In 2007, Scott Armstrong grew the heaviest pumpkin ever grown on Long Island, weighing in at 1,249 pounds.
And this year, he beat his record by growing a pumpkin that weighed 1,279 pounds.
The Commack man’s feat garnered him first place honors -- for the third consecutive year -- in the annual Giant Pumpkin Weigh-Off at Hicks Nurseries in Westbury.
“I've been to 15 weigh offs,” said the 40-year-old Armstrong. “I've won a few times in the past and set a few records. Not every year is a success, but sticking to it is what makes you a success in the long haul.”
Armstrong started growing pumpkins in 1998 and attributes his success to the determination he’s had since he started his hobby.
“In all honesty, the key to doing this is not giving up and working hard,” he said.
There’s no special fertilizers and no chemicals that Armstrong uses. Hard work and luck are what he relies on to grow over a period of months, often starting in the early summer.
“Honestly, I don't fertilize at all,” said Armstrong. “I add a lot of compost in the fall, but it’s just basic gardening and being on top of it. It’s every single day for five months, everybody thinks about pumpkins in the fall, but we are starting in May.”

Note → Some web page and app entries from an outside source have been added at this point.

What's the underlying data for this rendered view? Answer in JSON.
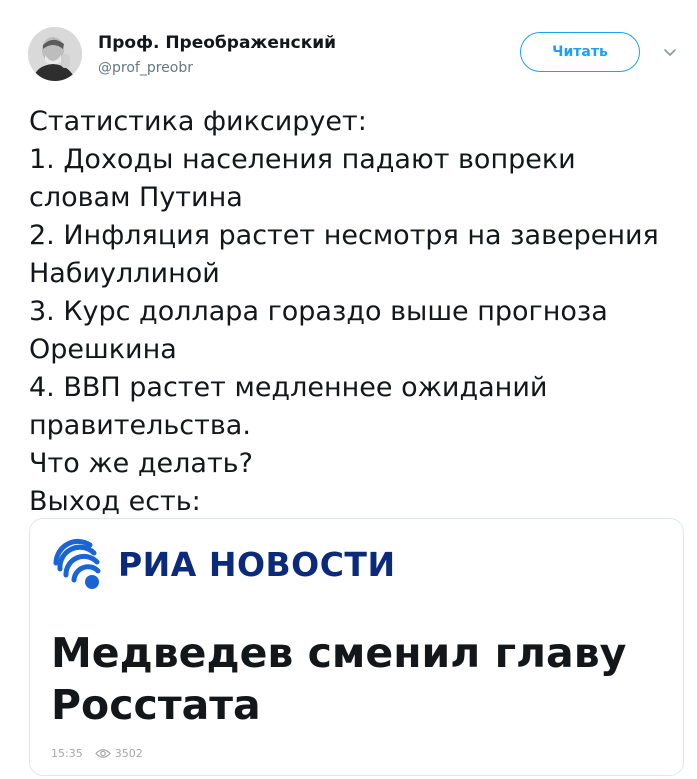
{
  "author": {
    "name": "Проф. Преображенский",
    "handle": "@prof_preobr",
    "avatar_icon": "portrait-avatar"
  },
  "follow_button": {
    "label": "Читать"
  },
  "menu_icon": "chevron-down-icon",
  "tweet": {
    "lines": [
      "Статистика фиксирует:",
      "1. Доходы населения падают вопреки",
      "словам Путина",
      "2. Инфляция растет несмотря на заверения",
      "Набиуллиной",
      "3. Курс доллара гораздо выше прогноза",
      "Орешкина",
      "4. ВВП растет медленнее ожиданий",
      "правительства.",
      "Что же делать?",
      "Выход есть:"
    ]
  },
  "card": {
    "source": "РИА НОВОСТИ",
    "source_logo_icon": "ria-novosti-logo",
    "headline_lines": [
      "Медведев сменил главу",
      "Росстата"
    ],
    "time": "15:35",
    "views": "3502",
    "views_icon": "eye-icon",
    "brand_color": "#0c2a7c",
    "logo_color": "#1a65d6"
  },
  "colors": {
    "accent": "#1da1f2",
    "text": "#14171a",
    "muted": "#657786"
  }
}
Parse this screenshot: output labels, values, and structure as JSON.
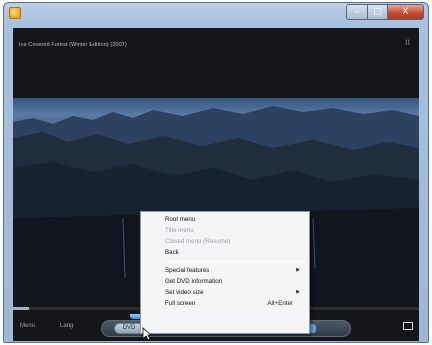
{
  "window": {
    "title": "",
    "buttons": {
      "minimize": "–",
      "maximize": "□",
      "close": "X"
    }
  },
  "player": {
    "video_title": "Ice Covered Forest (Winter Edition) (2007)",
    "corner_icon": "player-menu-icon",
    "seek_progress": 0.04,
    "controls": {
      "left_label": "Menu",
      "second_label": "Lang",
      "pill_button": "DVD",
      "fullscreen_icon": "fullscreen-icon"
    }
  },
  "context_menu": {
    "items": [
      {
        "label": "Root menu",
        "disabled": false
      },
      {
        "label": "Title menu",
        "disabled": true
      },
      {
        "label": "Closed menu (Resume)",
        "disabled": true
      },
      {
        "label": "Back",
        "disabled": false
      },
      {
        "separator": true
      },
      {
        "label": "Special features",
        "disabled": false,
        "submenu": true
      },
      {
        "label": "Get DVD information",
        "disabled": false
      },
      {
        "label": "Set video size",
        "disabled": false,
        "submenu": true
      },
      {
        "label": "Full screen",
        "disabled": false,
        "shortcut": "Alt+Enter"
      }
    ]
  },
  "colors": {
    "menu_background": "#f4f5f7",
    "player_background": "#141619",
    "accent": "#3b8fd6"
  }
}
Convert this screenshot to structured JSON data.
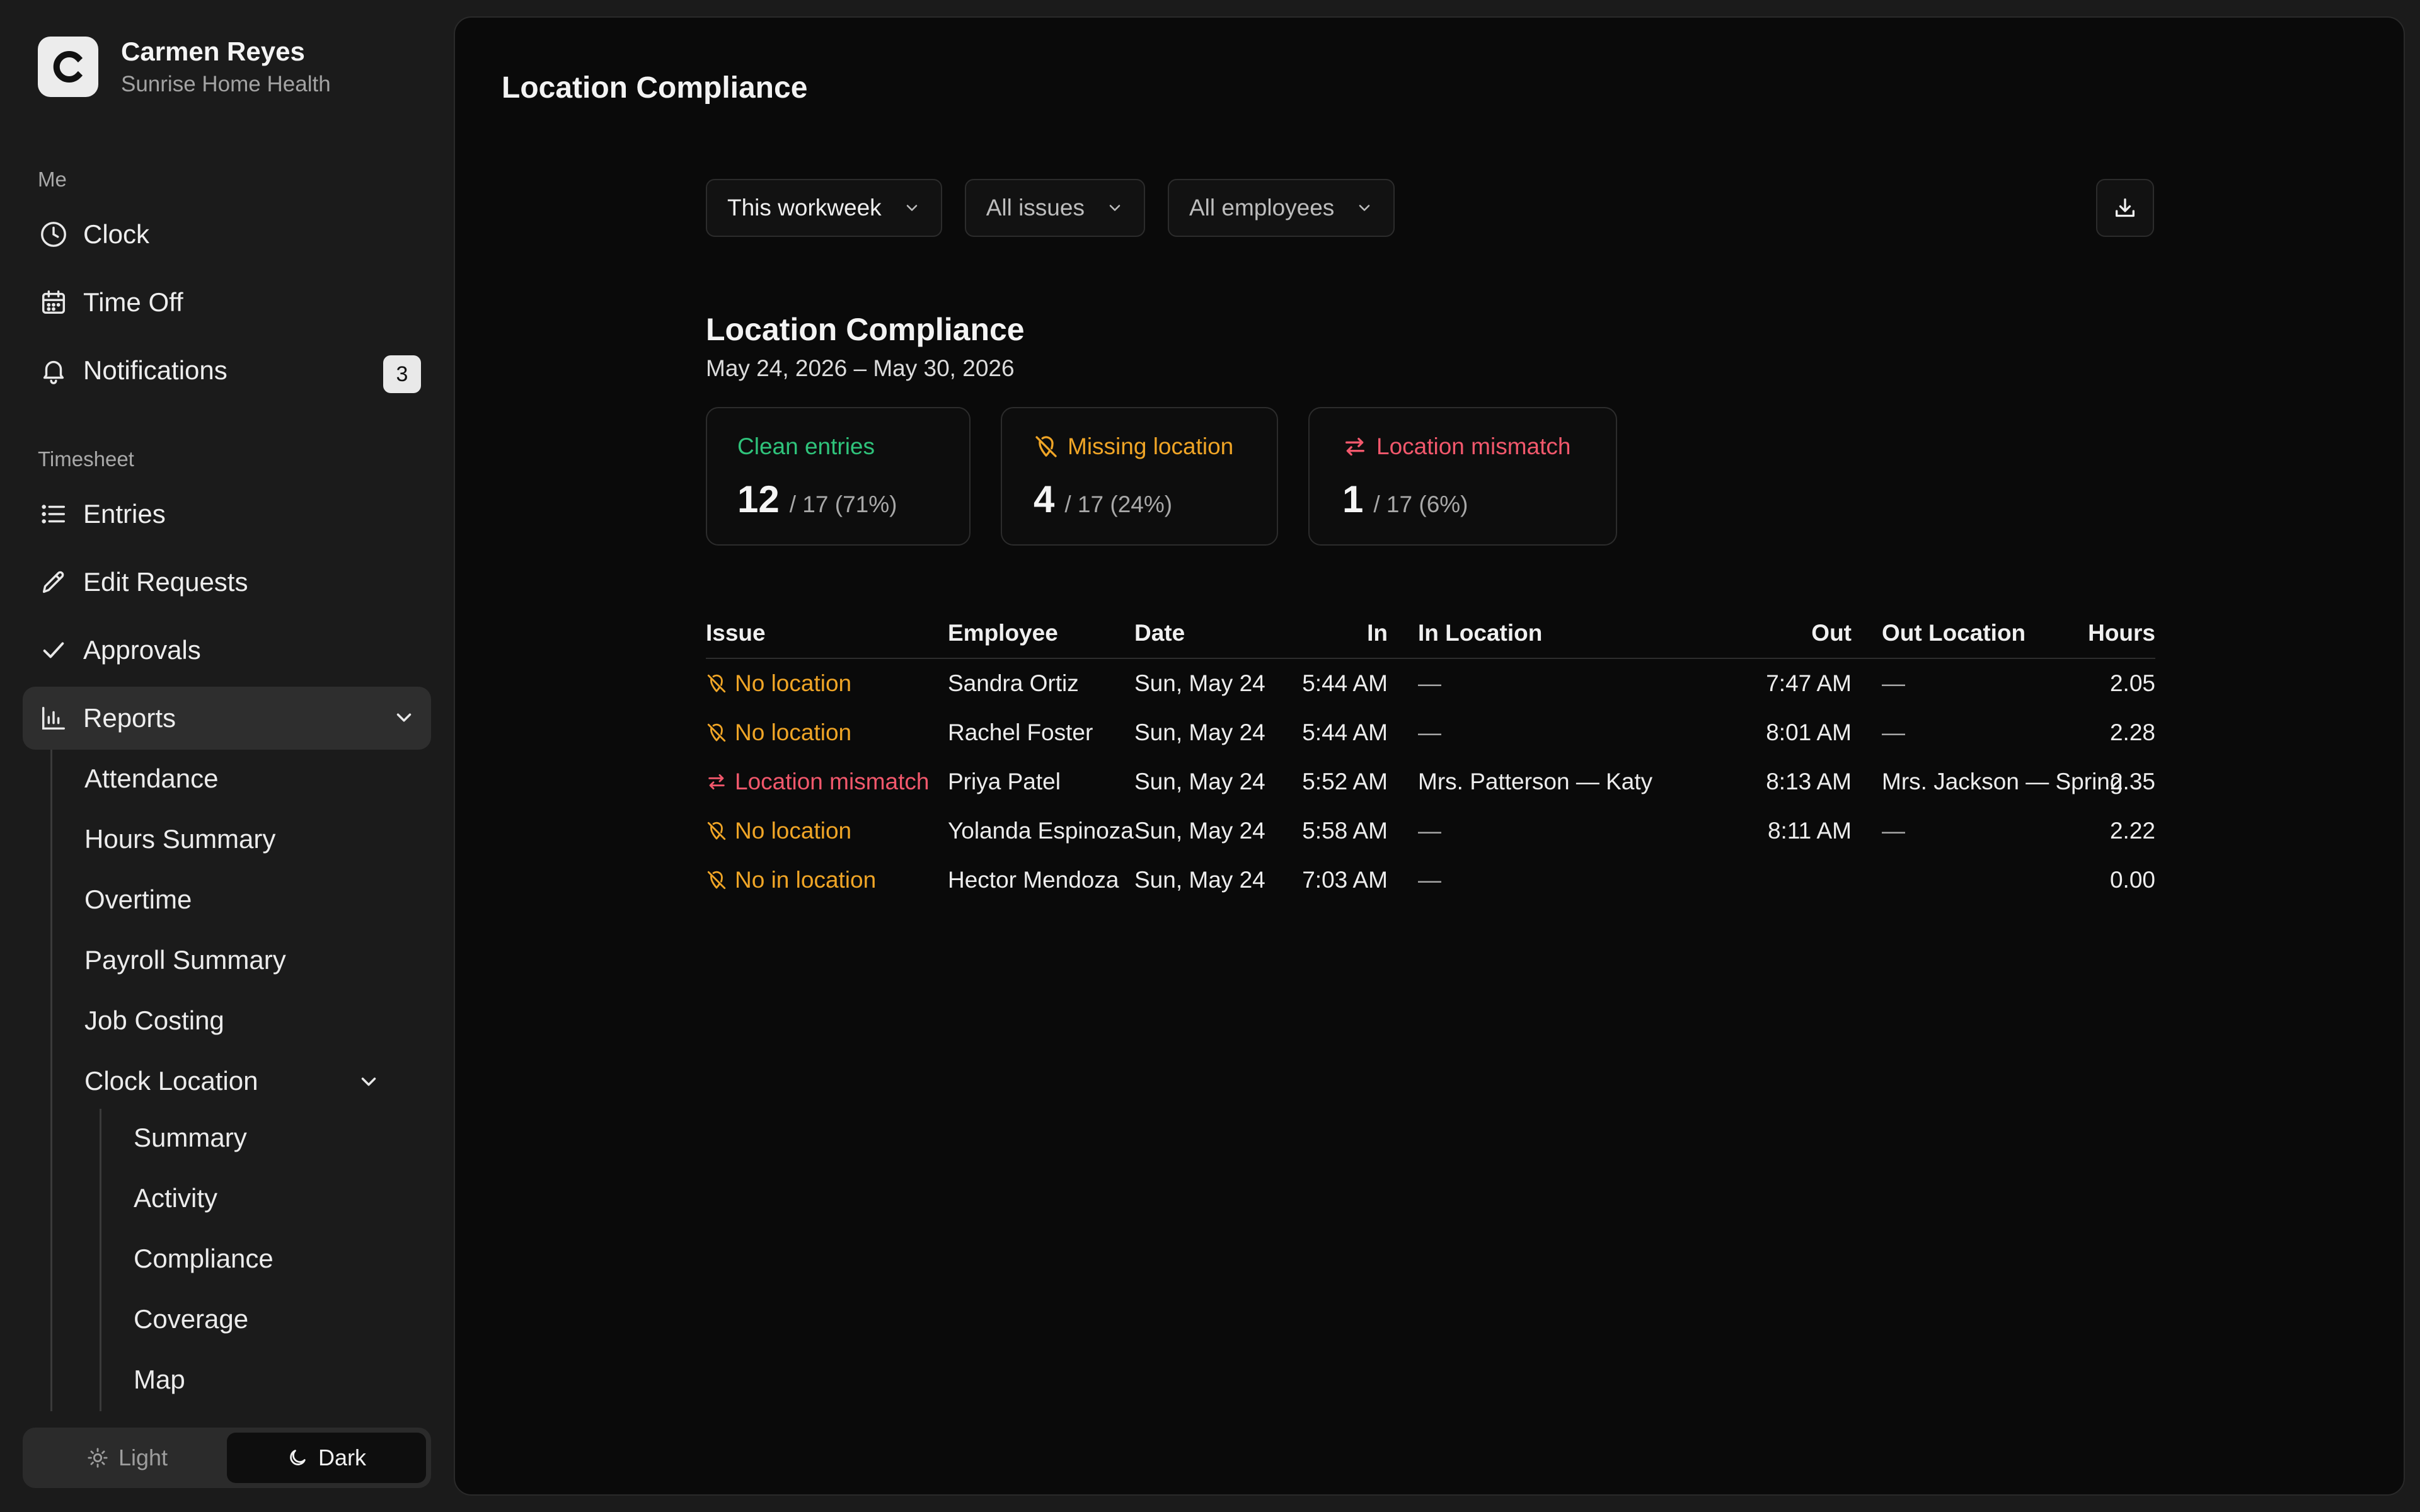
{
  "org": {
    "logo_letter": "C",
    "name": "Carmen Reyes",
    "company": "Sunrise Home Health"
  },
  "sidebar": {
    "me_label": "Me",
    "me_items": [
      {
        "label": "Clock",
        "icon": "clock-icon"
      },
      {
        "label": "Time Off",
        "icon": "calendar-icon"
      },
      {
        "label": "Notifications",
        "icon": "bell-icon",
        "badge": "3"
      }
    ],
    "timesheet_label": "Timesheet",
    "timesheet_items": [
      {
        "label": "Entries",
        "icon": "list-icon"
      },
      {
        "label": "Edit Requests",
        "icon": "pencil-icon"
      },
      {
        "label": "Approvals",
        "icon": "check-icon"
      },
      {
        "label": "Reports",
        "icon": "bar-chart-icon",
        "expanded": true
      }
    ],
    "reports_items": [
      "Attendance",
      "Hours Summary",
      "Overtime",
      "Payroll Summary",
      "Job Costing",
      "Clock Location"
    ],
    "clock_location_items": [
      "Summary",
      "Activity",
      "Compliance",
      "Coverage",
      "Map"
    ],
    "theme": {
      "light": "Light",
      "dark": "Dark",
      "selected": "Dark"
    }
  },
  "main": {
    "page_title": "Location Compliance",
    "filters": {
      "period": "This workweek",
      "issues": "All issues",
      "employees": "All employees"
    },
    "report_title": "Location Compliance",
    "date_range": "May 24, 2026 – May 30, 2026",
    "stats": [
      {
        "label": "Clean entries",
        "value": "12",
        "detail": "/ 17 (71%)",
        "color": "#2fc37b"
      },
      {
        "label": "Missing location",
        "value": "4",
        "detail": "/ 17 (24%)",
        "color": "#f0a526"
      },
      {
        "label": "Location mismatch",
        "value": "1",
        "detail": "/ 17 (6%)",
        "color": "#f2586c"
      }
    ],
    "table": {
      "headers": {
        "issue": "Issue",
        "employee": "Employee",
        "date": "Date",
        "in": "In",
        "in_location": "In Location",
        "out": "Out",
        "out_location": "Out Location",
        "hours": "Hours"
      },
      "rows": [
        {
          "issue": "No location",
          "issue_type": "missing",
          "employee": "Sandra Ortiz",
          "date": "Sun, May 24",
          "in": "5:44 AM",
          "in_location": "—",
          "out": "7:47 AM",
          "out_location": "—",
          "hours": "2.05"
        },
        {
          "issue": "No location",
          "issue_type": "missing",
          "employee": "Rachel Foster",
          "date": "Sun, May 24",
          "in": "5:44 AM",
          "in_location": "—",
          "out": "8:01 AM",
          "out_location": "—",
          "hours": "2.28"
        },
        {
          "issue": "Location mismatch",
          "issue_type": "mismatch",
          "employee": "Priya Patel",
          "date": "Sun, May 24",
          "in": "5:52 AM",
          "in_location": "Mrs. Patterson — Katy",
          "out": "8:13 AM",
          "out_location": "Mrs. Jackson — Spring",
          "hours": "2.35"
        },
        {
          "issue": "No location",
          "issue_type": "missing",
          "employee": "Yolanda Espinoza",
          "date": "Sun, May 24",
          "in": "5:58 AM",
          "in_location": "—",
          "out": "8:11 AM",
          "out_location": "—",
          "hours": "2.22"
        },
        {
          "issue": "No in location",
          "issue_type": "missing",
          "employee": "Hector Mendoza",
          "date": "Sun, May 24",
          "in": "7:03 AM",
          "in_location": "—",
          "out": "",
          "out_location": "",
          "hours": "0.00"
        }
      ]
    }
  }
}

But Armstrong still has a couple hundred pounds to go to make the Guinness Book of World Records. According to the Guinness Book website, the heaviest pumpkin weighed 1,810 pounds and 8 ounces. It was presented by Chris Stevens at the Stillwater Harvest Fest in Stillwater, Minn. on Oct. 9, 2010.
Karen Musgrave, 36, of Bethpage, who works at Hicks Nurseries, admits that Armstrong is quite the expert in his field.
“He has a very broad gardening sense,” said Musgrave, “all the guys that come here come to him for advice and gardening instruction.”
Armstrong has dreamed of growing an enormous pumpkin since he was a child. Today, he brings that dream to fruition in his 1500-square-foot backyard in Commack. Throughout the year, Armstrong also grows sunflowers, tomatoes and peanuts.
But, his main focus still remains his mega pumpkins.
“I leave the pumpkin sitting on my front lawn, people love to come by and take pictures of,” Armstrong said. “They're always asking if it’s real.”